As such, everyone started to realize that the discourse of Trump and the Venezuelan opposition was false, that in their desire to topple Maduro they are only out to seize of Venezuela’s resources and it doesn’t matter if that means more suffering for everyone else.
Although on some occasions, US officials have the necessary honesty to explain what the sanctions are all about. For one, former US Ambassador to Venezuela William Brownfield recognized in October 2018 that sanctions against PDVSA “would have an impact on everyone.”
“The best solution right now may be to accelerate the collapse, even if it will generate a period of suffering that will last months or perhaps years,” Brownfield openly admitted.
Nowadays, those very relatives and friends who called me a “fanatic” complain about the things we can no longer access, about the siege and setbacks on many fronts, because even Adobe Systems Inc. blocked us from using Photoshop, Illustrator, InDesign, Behance, you know, “to screw Maduro and make the government fall.”
Adobe’s decision became a trend on social media for countless hours because it affects precisely this middle class sector who earns foreign currency by working for foreign employers, the very group who blindly believed sanctions would only hit Maduro and even called for more and more sanctions with this idea that they would remove him.

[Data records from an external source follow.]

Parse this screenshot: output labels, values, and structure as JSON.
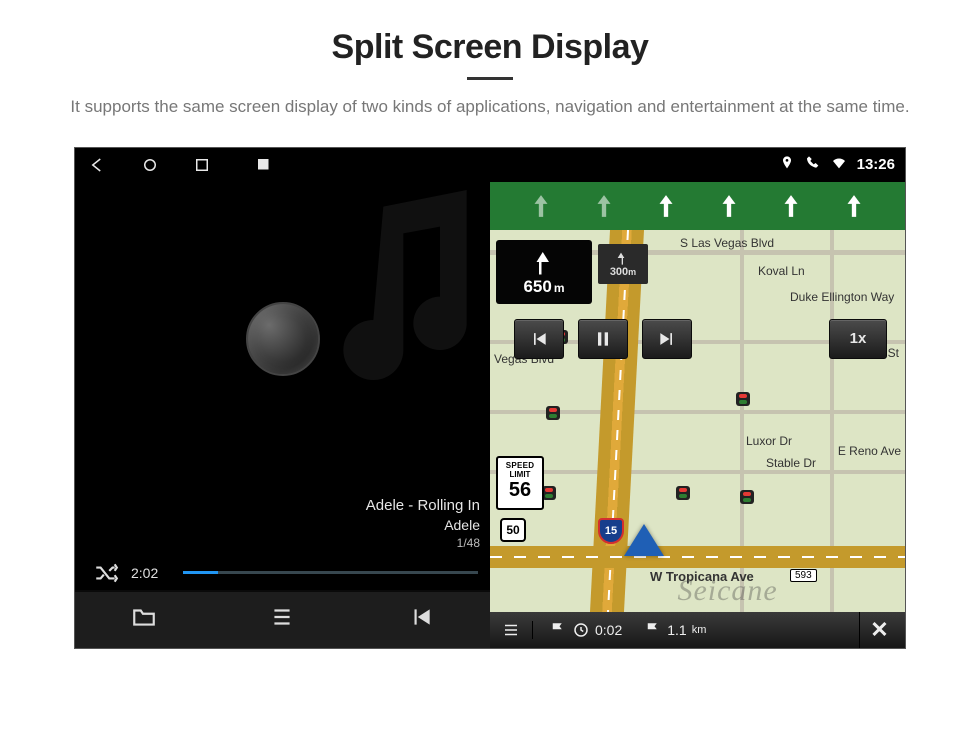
{
  "page": {
    "title": "Split Screen Display",
    "subtitle": "It supports the same screen display of two kinds of applications, navigation and entertainment at the same time."
  },
  "statusbar": {
    "time": "13:26"
  },
  "player": {
    "track_title": "Adele - Rolling In",
    "track_artist": "Adele",
    "track_index": "1/48",
    "elapsed": "2:02"
  },
  "nav": {
    "turn_distance": "650",
    "turn_unit": "m",
    "next_distance": "300",
    "next_unit": "m",
    "speed_limit_label1": "SPEED",
    "speed_limit_label2": "LIMIT",
    "speed_limit_value": "56",
    "route_shield": "50",
    "interstate": "15",
    "playback_speed": "1x",
    "eta_time": "0:02",
    "remaining_distance": "1.1",
    "remaining_unit": "km",
    "street_main": "W Tropicana Ave",
    "exit_tag": "593",
    "labels": {
      "s_las_vegas": "S Las Vegas Blvd",
      "koval": "Koval Ln",
      "vegas_blvd": "Vegas Blvd",
      "duke": "Duke Ellington Way",
      "luxor": "Luxor Dr",
      "reno_split": "E Reno Ave",
      "stable": "Stable Dr",
      "giles": "iles St"
    }
  },
  "watermark": "Seicane"
}
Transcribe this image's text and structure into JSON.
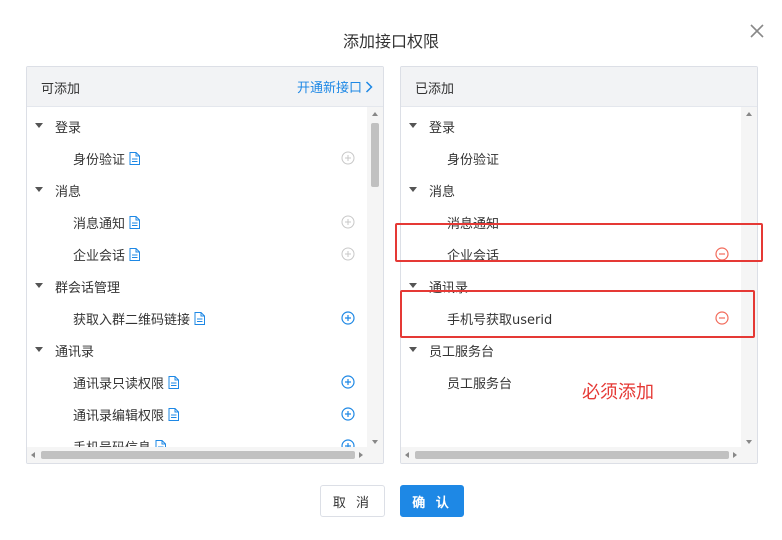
{
  "dialog": {
    "title": "添加接口权限",
    "cancel_label": "取 消",
    "confirm_label": "确 认"
  },
  "left_panel": {
    "title": "可添加",
    "open_link": "开通新接口",
    "items": [
      {
        "type": "parent",
        "label": "登录"
      },
      {
        "type": "child",
        "label": "身份验证",
        "action": "add-disabled"
      },
      {
        "type": "parent",
        "label": "消息"
      },
      {
        "type": "child",
        "label": "消息通知",
        "action": "add-disabled"
      },
      {
        "type": "child",
        "label": "企业会话",
        "action": "add-disabled"
      },
      {
        "type": "parent",
        "label": "群会话管理"
      },
      {
        "type": "child",
        "label": "获取入群二维码链接",
        "action": "add"
      },
      {
        "type": "parent",
        "label": "通讯录"
      },
      {
        "type": "child",
        "label": "通讯录只读权限",
        "action": "add"
      },
      {
        "type": "child",
        "label": "通讯录编辑权限",
        "action": "add"
      },
      {
        "type": "child",
        "label": "手机号码信息",
        "action": "add"
      }
    ]
  },
  "right_panel": {
    "title": "已添加",
    "items": [
      {
        "type": "parent",
        "label": "登录"
      },
      {
        "type": "child",
        "label": "身份验证",
        "action": "none"
      },
      {
        "type": "parent",
        "label": "消息"
      },
      {
        "type": "child",
        "label": "消息通知",
        "action": "none"
      },
      {
        "type": "child",
        "label": "企业会话",
        "action": "remove"
      },
      {
        "type": "parent",
        "label": "通讯录"
      },
      {
        "type": "child",
        "label": "手机号获取userid",
        "action": "remove"
      },
      {
        "type": "parent",
        "label": "员工服务台"
      },
      {
        "type": "child",
        "label": "员工服务台",
        "action": "none"
      }
    ]
  },
  "annotation": {
    "note": "必须添加",
    "color": "#e53935"
  },
  "colors": {
    "accent": "#1e88e5",
    "disabled": "#c8c8c8",
    "remove": "#f26b5b"
  }
}
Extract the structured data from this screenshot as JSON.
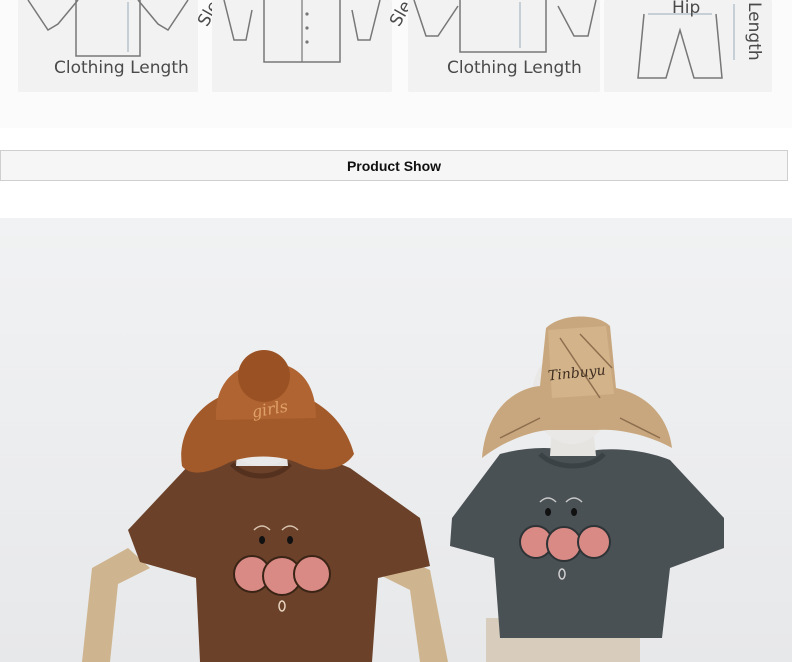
{
  "size_guide": {
    "labels": {
      "shirt_length": "Clothing Length",
      "jacket_length": "Clothing Length",
      "sleeve_1": "Sle",
      "sleeve_2": "Sle",
      "hip": "Hip",
      "pants_length": "Length"
    }
  },
  "section": {
    "title": "Product Show"
  },
  "product_photo": {
    "hat_embroidery_left": "girls",
    "hat_embroidery_right": "Tinbuyu",
    "colors": {
      "brown_tee": "#6b4129",
      "gray_tee": "#4a5155",
      "left_hat": "#a35a2a",
      "right_hat": "#c9a77e",
      "cheeks": "#d98a85"
    }
  }
}
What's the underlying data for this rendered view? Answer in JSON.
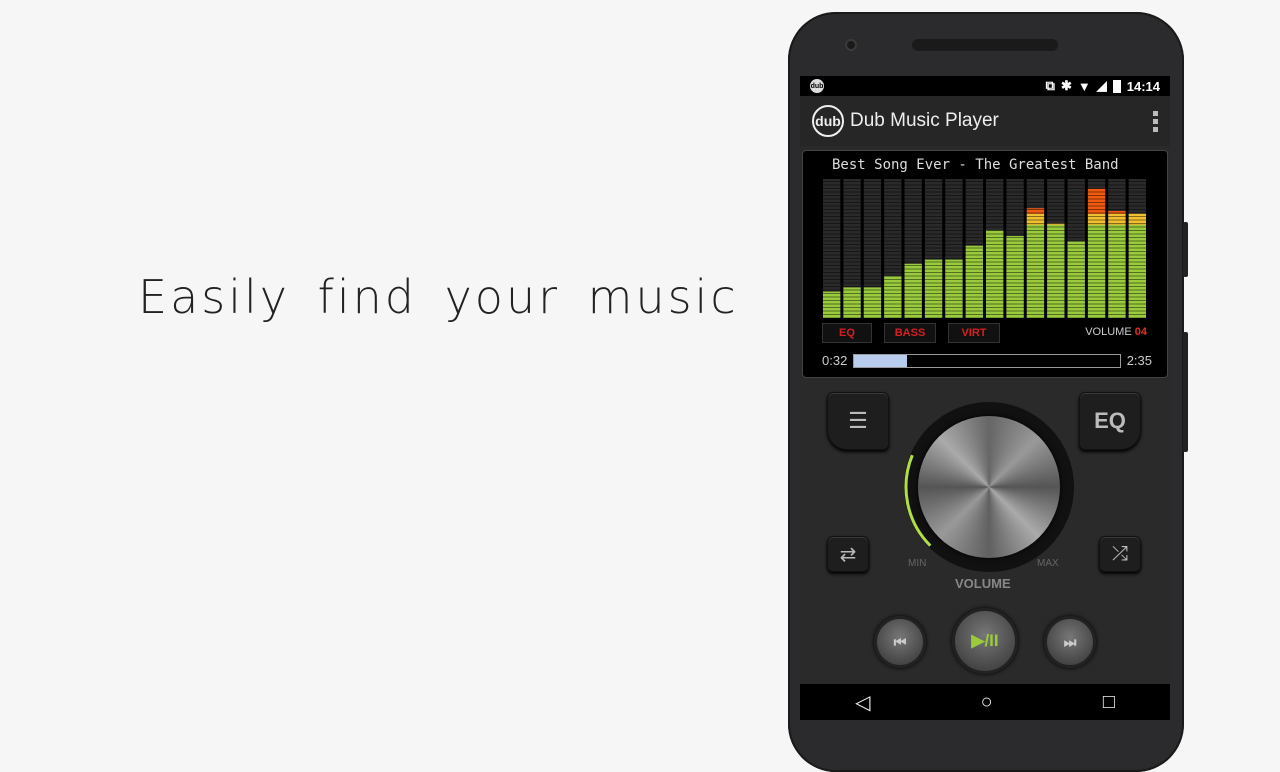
{
  "tagline": "Easily find your music",
  "status": {
    "time": "14:14",
    "icons": [
      "cast-icon",
      "bluetooth-icon",
      "wifi-icon",
      "signal-icon",
      "battery-icon"
    ]
  },
  "app": {
    "logo": "dub",
    "title": "Dub Music Player"
  },
  "player": {
    "song": "Best Song Ever - The Greatest Band",
    "eq_levels": [
      0.19,
      0.22,
      0.22,
      0.3,
      0.39,
      0.42,
      0.42,
      0.52,
      0.63,
      0.59,
      0.79,
      0.68,
      0.55,
      0.93,
      0.77,
      0.75
    ],
    "toggles": [
      "EQ",
      "BASS",
      "VIRT"
    ],
    "volume_label": "VOLUME",
    "volume_value": "04",
    "elapsed": "0:32",
    "total": "2:35",
    "progress": 0.2,
    "colors": {
      "green": "#9acb3c",
      "yellow": "#f0c030",
      "orange": "#f05a10",
      "toggle": "#d42020"
    }
  },
  "controls": {
    "eq_button": "EQ",
    "min": "MIN",
    "max": "MAX",
    "volume": "VOLUME",
    "knob_level": 0.25,
    "play_pause": "▶/II",
    "prev": "⏮",
    "next": "⏭"
  },
  "nav": {
    "back": "◁",
    "home": "○",
    "recents": "□"
  }
}
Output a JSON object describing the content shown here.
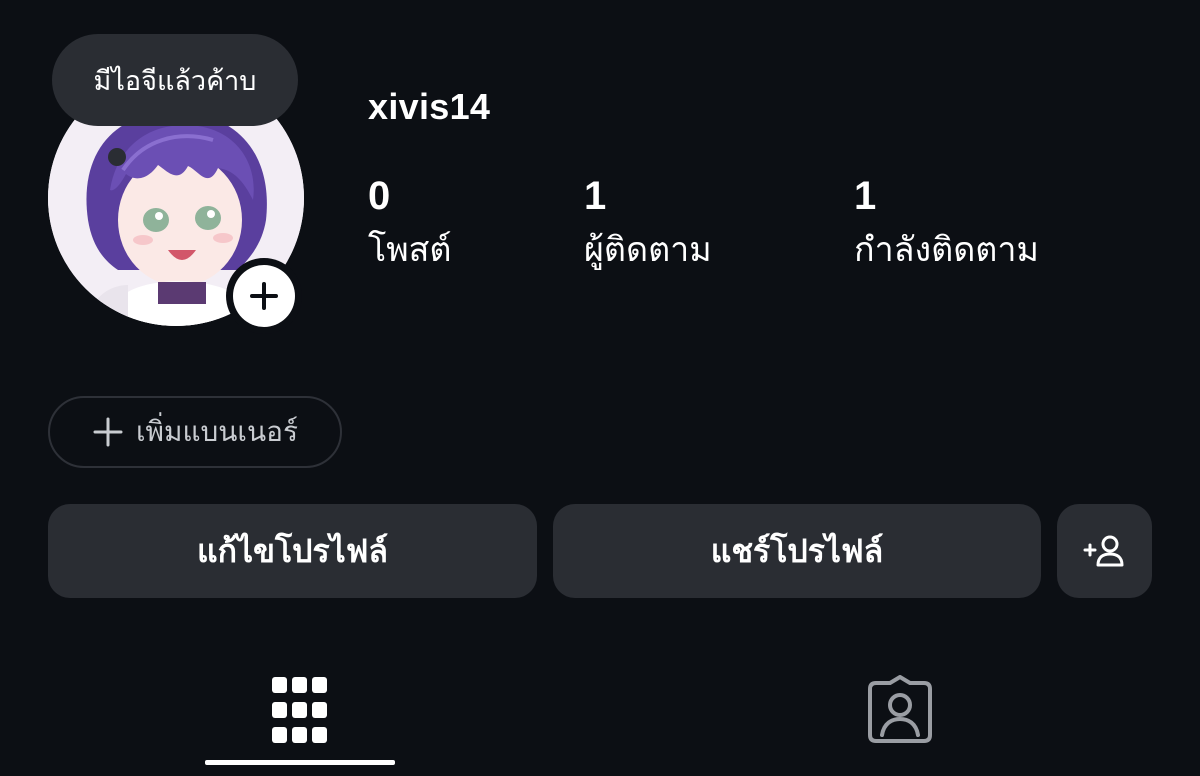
{
  "profile": {
    "username": "xivis14",
    "note": "มีไอจีแล้วค้าบ"
  },
  "stats": {
    "posts": {
      "value": "0",
      "label": "โพสต์"
    },
    "followers": {
      "value": "1",
      "label": "ผู้ติดตาม"
    },
    "following": {
      "value": "1",
      "label": "กำลังติดตาม"
    }
  },
  "banner": {
    "label": "เพิ่มแบนเนอร์",
    "icon": "plus-icon"
  },
  "actions": {
    "edit_profile": "แก้ไขโปรไฟล์",
    "share_profile": "แชร์โปรไฟล์",
    "add_person_icon": "add-person-icon"
  },
  "tabs": [
    {
      "icon": "grid-icon",
      "active": true
    },
    {
      "icon": "tagged-icon",
      "active": false
    }
  ],
  "colors": {
    "background": "#0c0f14",
    "button": "#2a2d33",
    "text": "#ffffff",
    "muted": "#c9ccd1"
  }
}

By now, most Venezuelans have understood that sooner or later sanctions will cause more suffering to all of us. Some fear they will no longer receive the government-subsidized CLAP food box with the same frequency, while others worry because at any moment they will no longer be able to pay with their Bank of America credit card.
We don’t want any more “help,” only that they stop screwing us.
Jessica Dos Santos is a Venezuelan university professor, journalist and writer whose work has appeared in outlets such as RT, Épale CCS magazine and Investig'Action. She is the author of the book “Caracas en Alpargatas” (2018) and a university professor. She’s won the Aníbal Nazoa Journalism Prize in 2014 and received honorable mentions in the Simón Bolívar National Journalism prize in 2016 and 2018.
The views expressed in this article are the author's own and do not necessarily reflect those of the Venezuelanalysis editorial staff.